Interviews, insight & analysis on digital media & marketing

A people-first approach is the next step for identity

By Joseph Merhej, Senior Manager, Solutions Consulting, Xandr

The upcoming deprecation of third-party cookies has signalled a watershed moment for the ad tech industry. It is clear that passive identifiers that are enabled and exposed to ad tech vendors by default are not the future.

The ad tech industry as a result is rightfully moving away from passive identifiers that empower cross-domain tracking by default, and instead progressing towards a better system that allows for the use of active, privacy-by-default identifiers, whereby users are crucially not tracked, and are fully in control over how deep their relationship goes with each publisher or content owner they visit or engage with.
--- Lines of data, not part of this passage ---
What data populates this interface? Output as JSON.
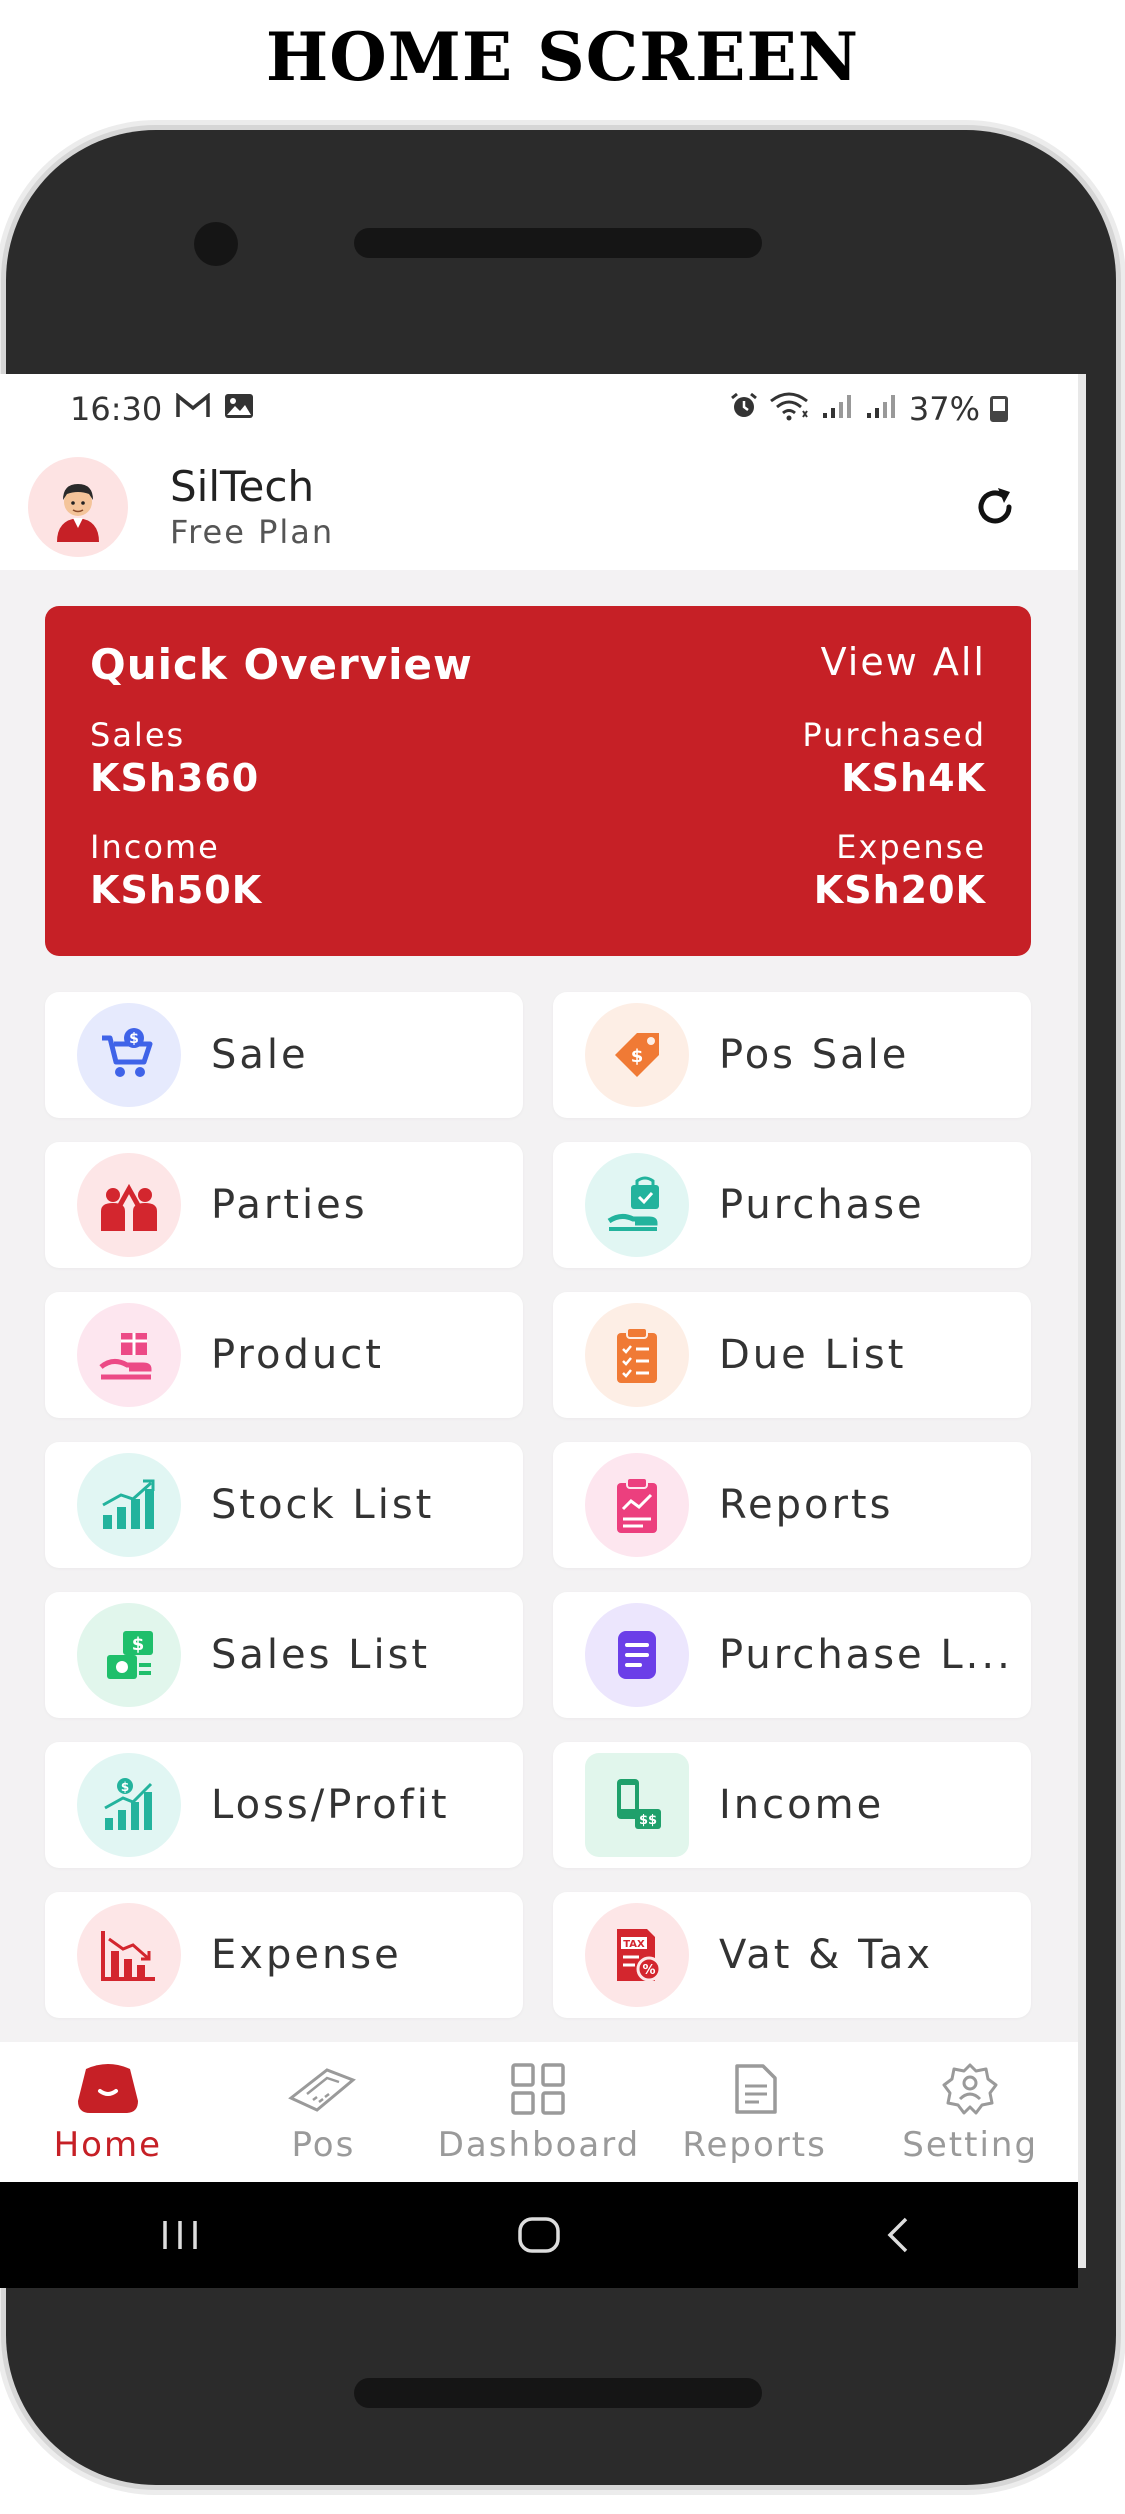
{
  "page": {
    "title": "HOME SCREEN"
  },
  "status_bar": {
    "time": "16:30",
    "battery": "37%"
  },
  "header": {
    "name": "SilTech",
    "plan": "Free Plan"
  },
  "overview": {
    "title": "Quick Overview",
    "view_all": "View All",
    "sales_label": "Sales",
    "sales_value": "KSh360",
    "purchased_label": "Purchased",
    "purchased_value": "KSh4K",
    "income_label": "Income",
    "income_value": "KSh50K",
    "expense_label": "Expense",
    "expense_value": "KSh20K"
  },
  "tiles": [
    {
      "label": "Sale",
      "icon": "cart-icon",
      "bg": "#e6eafd",
      "color": "#3f63e8"
    },
    {
      "label": "Pos Sale",
      "icon": "price-tag-icon",
      "bg": "#fdeee5",
      "color": "#f07a35"
    },
    {
      "label": "Parties",
      "icon": "parties-icon",
      "bg": "#fde6e7",
      "color": "#d3262e"
    },
    {
      "label": "Purchase",
      "icon": "purchase-icon",
      "bg": "#e1f6f3",
      "color": "#23b39d"
    },
    {
      "label": "Product",
      "icon": "gift-hand-icon",
      "bg": "#fde6ef",
      "color": "#ec4a86"
    },
    {
      "label": "Due List",
      "icon": "clipboard-icon",
      "bg": "#fdeee5",
      "color": "#f07a35"
    },
    {
      "label": "Stock List",
      "icon": "bar-growth-icon",
      "bg": "#e1f6f3",
      "color": "#23b39d"
    },
    {
      "label": "Reports",
      "icon": "report-icon",
      "bg": "#fde6ef",
      "color": "#ec3f7e"
    },
    {
      "label": "Sales List",
      "icon": "money-icon",
      "bg": "#e1f6ec",
      "color": "#1fbf6b"
    },
    {
      "label": "Purchase L...",
      "icon": "list-doc-icon",
      "bg": "#ece6fd",
      "color": "#6b3fe8"
    },
    {
      "label": "Loss/Profit",
      "icon": "profit-chart-icon",
      "bg": "#e1f6f3",
      "color": "#23b39d"
    },
    {
      "label": "Income",
      "icon": "phone-money-icon",
      "bg": "#e1f6ec",
      "color": "#1fa06b"
    },
    {
      "label": "Expense",
      "icon": "loss-chart-icon",
      "bg": "#fde6e7",
      "color": "#d3262e"
    },
    {
      "label": "Vat & Tax",
      "icon": "tax-icon",
      "bg": "#fde6e7",
      "color": "#d3262e"
    }
  ],
  "bottom_nav": [
    {
      "label": "Home",
      "active": true
    },
    {
      "label": "Pos",
      "active": false
    },
    {
      "label": "Dashboard",
      "active": false
    },
    {
      "label": "Reports",
      "active": false
    },
    {
      "label": "Setting",
      "active": false
    }
  ],
  "colors": {
    "accent": "#c62026",
    "screen_bg": "#f3f2f3"
  }
}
Many publishers who have close relationships with their users and/or the ability to activate upon their own data are well placed to benefit from this shift to a privacy-by-default system.

In simple terms, we’re moving away from the opt-out model where users must actually search for the “anti-track button”, towards an opt-in model where users get to willingly choose the degree to which they partake in the publisher’s advertising efforts.
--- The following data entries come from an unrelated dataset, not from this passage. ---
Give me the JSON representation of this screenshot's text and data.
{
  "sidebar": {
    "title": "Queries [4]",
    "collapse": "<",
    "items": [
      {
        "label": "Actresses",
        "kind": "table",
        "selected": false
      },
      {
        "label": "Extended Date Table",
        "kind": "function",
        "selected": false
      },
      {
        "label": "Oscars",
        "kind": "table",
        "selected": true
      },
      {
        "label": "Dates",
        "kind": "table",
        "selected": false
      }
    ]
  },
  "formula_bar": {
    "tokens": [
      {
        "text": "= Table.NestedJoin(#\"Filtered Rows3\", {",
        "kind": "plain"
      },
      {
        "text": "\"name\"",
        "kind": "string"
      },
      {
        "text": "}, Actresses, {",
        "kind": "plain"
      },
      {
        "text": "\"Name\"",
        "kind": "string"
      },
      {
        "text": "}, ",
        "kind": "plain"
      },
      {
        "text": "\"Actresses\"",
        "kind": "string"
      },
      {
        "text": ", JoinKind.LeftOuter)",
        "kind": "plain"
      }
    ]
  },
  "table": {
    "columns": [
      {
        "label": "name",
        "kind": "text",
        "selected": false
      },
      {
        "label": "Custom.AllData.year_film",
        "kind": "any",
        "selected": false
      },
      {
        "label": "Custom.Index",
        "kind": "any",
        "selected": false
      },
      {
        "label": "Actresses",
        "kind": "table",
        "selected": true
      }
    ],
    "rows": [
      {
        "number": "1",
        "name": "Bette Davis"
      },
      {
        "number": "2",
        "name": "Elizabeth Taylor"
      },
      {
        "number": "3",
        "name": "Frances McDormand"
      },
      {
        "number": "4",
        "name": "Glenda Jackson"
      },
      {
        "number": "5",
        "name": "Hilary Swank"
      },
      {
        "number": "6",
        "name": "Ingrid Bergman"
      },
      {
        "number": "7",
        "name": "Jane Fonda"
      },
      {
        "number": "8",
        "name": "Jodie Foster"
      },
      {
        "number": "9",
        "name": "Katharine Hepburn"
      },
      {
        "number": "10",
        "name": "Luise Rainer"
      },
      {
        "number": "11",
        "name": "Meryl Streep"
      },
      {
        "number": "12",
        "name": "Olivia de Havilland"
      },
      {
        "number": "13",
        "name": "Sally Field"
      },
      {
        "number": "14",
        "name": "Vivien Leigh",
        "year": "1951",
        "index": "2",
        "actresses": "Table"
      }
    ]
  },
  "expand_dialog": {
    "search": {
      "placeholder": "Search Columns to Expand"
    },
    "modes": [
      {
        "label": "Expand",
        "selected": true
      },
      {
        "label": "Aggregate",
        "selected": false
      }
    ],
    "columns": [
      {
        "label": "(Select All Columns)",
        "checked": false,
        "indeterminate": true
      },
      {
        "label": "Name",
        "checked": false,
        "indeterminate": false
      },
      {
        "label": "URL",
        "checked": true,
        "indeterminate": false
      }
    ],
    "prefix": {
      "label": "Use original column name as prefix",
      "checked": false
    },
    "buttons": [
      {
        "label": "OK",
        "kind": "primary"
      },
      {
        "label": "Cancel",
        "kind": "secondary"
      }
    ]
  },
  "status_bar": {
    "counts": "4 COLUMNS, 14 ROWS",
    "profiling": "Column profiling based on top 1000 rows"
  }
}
Opting in vs opting out

This is where people-based identity solutions have come to the fore to empower this new method of engagement. Innovations in this space are not aiming to recreate the tracked-by-default approach, quite the opposite actually: these identifiers only ever exist if users are willingly authenticating with their favourite publishers. This authentication, typically using one’s email address, allows users to engage in a deeper relationship with content owners and receive value in return such as more tailored experiences or simply more content. Some users might not want to authenticate, and as a result may receive less value, content, or a simpler experience.

What does this mean for publishers and marketers? Evidently, not all users will want to authenticate on every publisher. And that’s okay and expected. There shouldn’t be an expectation that people-based IDs are going to be ‘universal’ addressable identifiers that will give marketers and tech platforms the ability to track users everywhere. That said, where available, people-based IDs along with the segments and measurement capabilities they empower will allow for on-par if not superior performance and return on ad spend in comparison to what is seen today via third party trackers.

The deployment of various activation tactics, some which may rely on presence of a people-based ID, and others that don’t, will be crucial for both sides of the ad tech pipes. For example, contextual segments yield the most scale, but possibly less accuracy nor the ability to measure as effectively as other tactics. Elsewhere, using publisher first-party segment-based approaches may provide high accuracy and considerable scale, but by themselves might not allow a buyer to fully measure their campaign’s performance end-to-end.

Taking the next steps

Looking ahead, publishers (and buyers) alike should aim to familiarise themselves more with the various ID-based and non-ID based alternatives available today, and test deployment of a combination of tactics to be ready to achieve success in the post third-party cookie environment. With that said, the people-based ID solutions should be one of the most important parts of a buyer and seller’s multipronged approach, as they enable the most accuracy, measurement potential, and learnings for how advanced advertising can work in the privacy-by-default model we will soon take part in.

*Xandr is a client of Bluestripe Communications, owned by Bluestripe Group, owner of NDA